● **WORK INSTRUCTION**: Write out all of the entries, matching the original exactly.

● **PROVIDED RECORDS**:
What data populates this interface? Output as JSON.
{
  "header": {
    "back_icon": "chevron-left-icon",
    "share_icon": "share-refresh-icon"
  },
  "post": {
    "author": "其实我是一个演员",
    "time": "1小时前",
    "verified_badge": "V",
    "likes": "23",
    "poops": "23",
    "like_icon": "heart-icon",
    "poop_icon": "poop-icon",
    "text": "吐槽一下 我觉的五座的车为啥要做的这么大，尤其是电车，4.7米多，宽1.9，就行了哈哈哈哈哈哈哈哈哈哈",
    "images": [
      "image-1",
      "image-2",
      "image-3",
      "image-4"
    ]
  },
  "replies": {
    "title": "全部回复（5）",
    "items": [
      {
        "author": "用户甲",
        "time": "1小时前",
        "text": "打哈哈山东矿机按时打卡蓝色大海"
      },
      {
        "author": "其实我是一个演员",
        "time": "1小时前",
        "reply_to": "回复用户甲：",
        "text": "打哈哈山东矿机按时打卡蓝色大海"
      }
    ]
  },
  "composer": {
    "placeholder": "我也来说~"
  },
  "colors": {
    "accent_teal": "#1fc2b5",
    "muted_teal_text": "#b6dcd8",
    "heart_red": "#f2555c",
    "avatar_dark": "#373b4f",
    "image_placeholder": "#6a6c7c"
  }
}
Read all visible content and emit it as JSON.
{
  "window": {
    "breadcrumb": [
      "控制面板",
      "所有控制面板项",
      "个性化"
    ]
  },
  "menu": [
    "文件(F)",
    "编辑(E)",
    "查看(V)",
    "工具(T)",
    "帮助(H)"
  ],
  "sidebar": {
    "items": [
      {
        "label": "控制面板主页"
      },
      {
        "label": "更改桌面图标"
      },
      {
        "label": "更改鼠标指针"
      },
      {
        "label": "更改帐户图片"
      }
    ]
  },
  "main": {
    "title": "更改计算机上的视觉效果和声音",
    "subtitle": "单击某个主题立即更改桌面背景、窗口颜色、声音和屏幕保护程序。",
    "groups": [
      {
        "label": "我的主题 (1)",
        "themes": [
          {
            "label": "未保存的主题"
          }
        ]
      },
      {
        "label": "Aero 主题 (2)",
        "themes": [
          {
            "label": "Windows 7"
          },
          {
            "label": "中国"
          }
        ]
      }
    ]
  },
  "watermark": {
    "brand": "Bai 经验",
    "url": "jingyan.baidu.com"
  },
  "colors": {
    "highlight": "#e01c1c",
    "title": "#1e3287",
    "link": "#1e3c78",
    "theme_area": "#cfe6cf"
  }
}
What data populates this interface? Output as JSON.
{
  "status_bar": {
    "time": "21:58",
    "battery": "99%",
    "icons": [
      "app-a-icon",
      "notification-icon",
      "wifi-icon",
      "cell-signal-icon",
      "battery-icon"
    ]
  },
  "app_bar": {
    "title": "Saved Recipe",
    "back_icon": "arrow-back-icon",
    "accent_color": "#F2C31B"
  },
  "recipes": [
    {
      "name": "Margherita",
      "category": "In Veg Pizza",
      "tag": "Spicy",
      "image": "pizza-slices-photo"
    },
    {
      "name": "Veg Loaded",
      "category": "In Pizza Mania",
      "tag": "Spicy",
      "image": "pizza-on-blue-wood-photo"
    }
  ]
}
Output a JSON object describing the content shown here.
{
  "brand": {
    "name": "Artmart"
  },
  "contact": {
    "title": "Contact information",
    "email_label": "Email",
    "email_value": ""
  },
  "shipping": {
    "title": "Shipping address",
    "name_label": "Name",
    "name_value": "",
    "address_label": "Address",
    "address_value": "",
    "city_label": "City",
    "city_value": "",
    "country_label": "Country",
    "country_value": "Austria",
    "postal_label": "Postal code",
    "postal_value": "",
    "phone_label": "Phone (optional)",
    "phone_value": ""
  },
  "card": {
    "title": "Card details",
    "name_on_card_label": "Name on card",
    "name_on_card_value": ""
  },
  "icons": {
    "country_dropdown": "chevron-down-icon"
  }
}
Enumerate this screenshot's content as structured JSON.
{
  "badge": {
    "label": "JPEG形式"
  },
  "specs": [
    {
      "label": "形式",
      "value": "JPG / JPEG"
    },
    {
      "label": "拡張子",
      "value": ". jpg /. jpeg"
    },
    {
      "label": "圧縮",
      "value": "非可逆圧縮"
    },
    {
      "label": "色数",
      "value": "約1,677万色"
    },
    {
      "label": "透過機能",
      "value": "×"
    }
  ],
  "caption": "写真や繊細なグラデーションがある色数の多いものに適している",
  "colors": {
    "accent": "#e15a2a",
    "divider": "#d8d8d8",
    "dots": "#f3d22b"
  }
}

● **SOLUTION TO THIS TASK**:
What data populates this interface? Output as JSON.
{
  "header": {
    "back_icon": "chevron-left-icon",
    "share_icon": "share-refresh-icon"
  },
  "post": {
    "author": "其实我是一个演员",
    "time": "1小时前",
    "verified_badge": "V",
    "likes": "23",
    "poops": "23",
    "like_icon": "heart-icon",
    "poop_icon": "poop-icon",
    "text": "吐槽一下 我觉的五座的车为啥要做的这么大，尤其是电车，4.7米多，宽1.9，就行了哈哈哈哈哈哈哈哈哈哈",
    "images": [
      "image-1",
      "image-2",
      "image-3",
      "image-4"
    ]
  },
  "replies": {
    "title": "全部回复（5）",
    "items": [
      {
        "author": "用户甲",
        "time": "1小时前",
        "text": "打哈哈山东矿机按时打卡蓝色大海"
      },
      {
        "author": "其实我是一个演员",
        "time": "1小时前",
        "reply_to": "回复用户甲：",
        "text": "打哈哈山东矿机按时打卡蓝色大海"
      }
    ]
  },
  "composer": {
    "placeholder": "我也来说~"
  },
  "colors": {
    "accent_teal": "#1fc2b5",
    "muted_teal_text": "#b6dcd8",
    "heart_red": "#f2555c",
    "avatar_dark": "#373b4f",
    "image_placeholder": "#6a6c7c"
  }
}
Read all visible content and emit it as JSON.
{
  "window": {
    "breadcrumb": [
      "控制面板",
      "所有控制面板项",
      "个性化"
    ]
  },
  "menu": [
    "文件(F)",
    "编辑(E)",
    "查看(V)",
    "工具(T)",
    "帮助(H)"
  ],
  "sidebar": {
    "items": [
      {
        "label": "控制面板主页"
      },
      {
        "label": "更改桌面图标"
      },
      {
        "label": "更改鼠标指针"
      },
      {
        "label": "更改帐户图片"
      }
    ]
  },
  "main": {
    "title": "更改计算机上的视觉效果和声音",
    "subtitle": "单击某个主题立即更改桌面背景、窗口颜色、声音和屏幕保护程序。",
    "groups": [
      {
        "label": "我的主题 (1)",
        "themes": [
          {
            "label": "未保存的主题"
          }
        ]
      },
      {
        "label": "Aero 主题 (2)",
        "themes": [
          {
            "label": "Windows 7"
          },
          {
            "label": "中国"
          }
        ]
      }
    ]
  },
  "watermark": {
    "brand": "Bai 经验",
    "url": "jingyan.baidu.com"
  },
  "colors": {
    "highlight": "#e01c1c",
    "title": "#1e3287",
    "link": "#1e3c78",
    "theme_area": "#cfe6cf"
  }
}
What data populates this interface? Output as JSON.
{
  "status_bar": {
    "time": "21:58",
    "battery": "99%",
    "icons": [
      "app-a-icon",
      "notification-icon",
      "wifi-icon",
      "cell-signal-icon",
      "battery-icon"
    ]
  },
  "app_bar": {
    "title": "Saved Recipe",
    "back_icon": "arrow-back-icon",
    "accent_color": "#F2C31B"
  },
  "recipes": [
    {
      "name": "Margherita",
      "category": "In Veg Pizza",
      "tag": "Spicy",
      "image": "pizza-slices-photo"
    },
    {
      "name": "Veg Loaded",
      "category": "In Pizza Mania",
      "tag": "Spicy",
      "image": "pizza-on-blue-wood-photo"
    }
  ]
}
Output a JSON object describing the content shown here.
{
  "brand": {
    "name": "Artmart"
  },
  "contact": {
    "title": "Contact information",
    "email_label": "Email",
    "email_value": ""
  },
  "shipping": {
    "title": "Shipping address",
    "name_label": "Name",
    "name_value": "",
    "address_label": "Address",
    "address_value": "",
    "city_label": "City",
    "city_value": "",
    "country_label": "Country",
    "country_value": "Austria",
    "postal_label": "Postal code",
    "postal_value": "",
    "phone_label": "Phone (optional)",
    "phone_value": ""
  },
  "card": {
    "title": "Card details",
    "name_on_card_label": "Name on card",
    "name_on_card_value": ""
  },
  "icons": {
    "country_dropdown": "chevron-down-icon"
  }
}
Enumerate this screenshot's content as structured JSON.
{
  "badge": {
    "label": "JPEG形式"
  },
  "specs": [
    {
      "label": "形式",
      "value": "JPG / JPEG"
    },
    {
      "label": "拡張子",
      "value": ". jpg /. jpeg"
    },
    {
      "label": "圧縮",
      "value": "非可逆圧縮"
    },
    {
      "label": "色数",
      "value": "約1,677万色"
    },
    {
      "label": "透過機能",
      "value": "×"
    }
  ],
  "caption": "写真や繊細なグラデーションがある色数の多いものに適している",
  "colors": {
    "accent": "#e15a2a",
    "divider": "#d8d8d8",
    "dots": "#f3d22b"
  }
}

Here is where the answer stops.